SQLite Python

SQLite is a lightweight, serverless, self-contained, and embedded relational database management system (RDBMS) that is widely used for various applications, particularly in embedded systems and mobile applications. It is seamlessly integrated with Python, making it a popular choice for developers when they need a local or small-scale database solution. In this article, we will explore how to integrate SQLite with Python and perform common database operations.


SQLite is included in Python’s standard library, so there is no need to install it separately. You can start using SQLite in your Python projects immediately. Python interacts with SQLite through the sqlite3 module, which is part of the Python Standard Library. This module allows Python applications to connect to an SQLite database, execute SQL queries, and manage transactional operations.

Basic Operations with SQLite in Python

Here’s a basic overview of how SQLite is used in Python:

Creating a Database: To start using SQLite in Python, you need to create or connect to an SQLite database. You can use the sqlite3 library in Python to accomplish this.

Creating Tables and Inserting rows: SQLite allows you to create tables and execute SQL queries using Python. You can define the schema of your tables and interact with the data using Python code.
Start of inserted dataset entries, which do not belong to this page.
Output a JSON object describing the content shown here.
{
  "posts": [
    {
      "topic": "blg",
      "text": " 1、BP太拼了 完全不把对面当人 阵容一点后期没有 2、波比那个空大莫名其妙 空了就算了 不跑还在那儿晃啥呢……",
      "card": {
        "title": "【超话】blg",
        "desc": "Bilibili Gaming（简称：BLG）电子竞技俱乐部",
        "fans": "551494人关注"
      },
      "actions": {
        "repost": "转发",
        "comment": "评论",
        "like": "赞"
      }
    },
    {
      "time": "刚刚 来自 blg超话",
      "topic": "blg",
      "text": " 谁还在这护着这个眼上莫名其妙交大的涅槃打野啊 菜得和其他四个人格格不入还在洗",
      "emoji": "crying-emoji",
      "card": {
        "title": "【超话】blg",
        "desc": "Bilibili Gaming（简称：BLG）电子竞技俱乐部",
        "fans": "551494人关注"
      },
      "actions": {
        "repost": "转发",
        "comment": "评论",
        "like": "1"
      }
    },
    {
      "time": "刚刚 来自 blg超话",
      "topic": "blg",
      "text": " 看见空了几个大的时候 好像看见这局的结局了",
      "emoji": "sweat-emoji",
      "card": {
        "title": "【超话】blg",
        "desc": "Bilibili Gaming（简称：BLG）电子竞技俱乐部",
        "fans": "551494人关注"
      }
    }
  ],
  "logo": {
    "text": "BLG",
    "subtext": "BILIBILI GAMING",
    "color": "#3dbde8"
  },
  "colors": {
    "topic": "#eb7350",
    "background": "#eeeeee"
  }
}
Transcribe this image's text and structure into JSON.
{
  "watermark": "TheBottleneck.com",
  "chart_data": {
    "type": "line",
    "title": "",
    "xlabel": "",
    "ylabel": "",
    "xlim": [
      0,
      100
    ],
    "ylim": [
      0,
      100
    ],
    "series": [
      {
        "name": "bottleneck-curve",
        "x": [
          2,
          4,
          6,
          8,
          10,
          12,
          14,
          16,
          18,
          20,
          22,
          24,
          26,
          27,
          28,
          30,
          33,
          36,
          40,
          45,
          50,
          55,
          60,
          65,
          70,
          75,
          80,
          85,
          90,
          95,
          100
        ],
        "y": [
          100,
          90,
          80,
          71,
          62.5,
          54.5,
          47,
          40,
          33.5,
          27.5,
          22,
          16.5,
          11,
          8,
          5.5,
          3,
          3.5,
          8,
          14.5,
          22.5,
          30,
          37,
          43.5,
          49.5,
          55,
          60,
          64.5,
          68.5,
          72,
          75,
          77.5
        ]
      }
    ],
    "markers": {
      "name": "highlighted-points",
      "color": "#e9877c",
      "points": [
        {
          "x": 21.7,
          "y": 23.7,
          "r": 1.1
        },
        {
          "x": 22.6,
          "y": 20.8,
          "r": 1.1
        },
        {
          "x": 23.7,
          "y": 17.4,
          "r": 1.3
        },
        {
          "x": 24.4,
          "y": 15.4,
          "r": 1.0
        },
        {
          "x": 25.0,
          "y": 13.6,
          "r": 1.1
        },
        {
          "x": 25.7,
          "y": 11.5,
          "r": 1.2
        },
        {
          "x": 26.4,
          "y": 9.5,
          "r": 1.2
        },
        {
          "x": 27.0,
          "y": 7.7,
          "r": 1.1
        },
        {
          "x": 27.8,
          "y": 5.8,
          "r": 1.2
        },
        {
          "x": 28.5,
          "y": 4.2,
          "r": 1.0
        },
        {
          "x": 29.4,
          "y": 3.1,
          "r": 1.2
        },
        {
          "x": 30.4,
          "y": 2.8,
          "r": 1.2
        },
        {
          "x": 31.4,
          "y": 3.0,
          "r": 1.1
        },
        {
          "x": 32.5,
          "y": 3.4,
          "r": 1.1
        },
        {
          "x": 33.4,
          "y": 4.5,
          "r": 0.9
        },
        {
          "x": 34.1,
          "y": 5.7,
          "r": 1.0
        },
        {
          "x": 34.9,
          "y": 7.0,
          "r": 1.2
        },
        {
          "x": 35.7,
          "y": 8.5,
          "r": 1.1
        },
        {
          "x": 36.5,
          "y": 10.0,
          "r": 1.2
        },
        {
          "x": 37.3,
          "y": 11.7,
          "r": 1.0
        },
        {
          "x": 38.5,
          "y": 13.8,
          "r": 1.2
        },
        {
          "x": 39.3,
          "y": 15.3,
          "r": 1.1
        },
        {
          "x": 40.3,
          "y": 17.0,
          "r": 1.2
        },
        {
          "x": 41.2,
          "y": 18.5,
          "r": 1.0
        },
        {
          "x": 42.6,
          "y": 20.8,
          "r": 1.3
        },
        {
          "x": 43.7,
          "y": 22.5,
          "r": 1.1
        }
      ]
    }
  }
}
Querying Data: You can also retrieve data from the database using SQL queries and Python.

Update and Delete data: SQLite in Python also supports updating and deleting data from tables. You can use the UPDATE and DELETE SQL statements in combination with Python to modify the data in your database.

Benefits of Using Python with SQLite

Simplicity: SQLite is lightweight and easy to use, making it an excellent choice for small to medium-sized projects where you don’t need a full-fledged RDBMS.

Portability: SQLite databases are self-contained and can be easily moved or copied, making them suitable for embedded systems or mobile applications.

No Server Required: Unlike client-server databases, SQLite is serverless. It operates entirely within the application, eliminating the need for a separate database server.

Performance: For many use cases, SQLite’s performance is more than sufficient. It offers good read and write speeds for single-user or low-traffic applications.

Python Integration: Python’s sqlite3 library provides a convenient and consistent way to work with SQLite databases, making it accessible to Python developers.


SQLite’s simplicity and ease of integration with Python make it an attractive choice for many applications, especially where simplicity and minimal configuration are key requirements. Its use ranges from small-scale applications and prototyping to educational purposes, making it a versatile tool in a developer’s toolkit.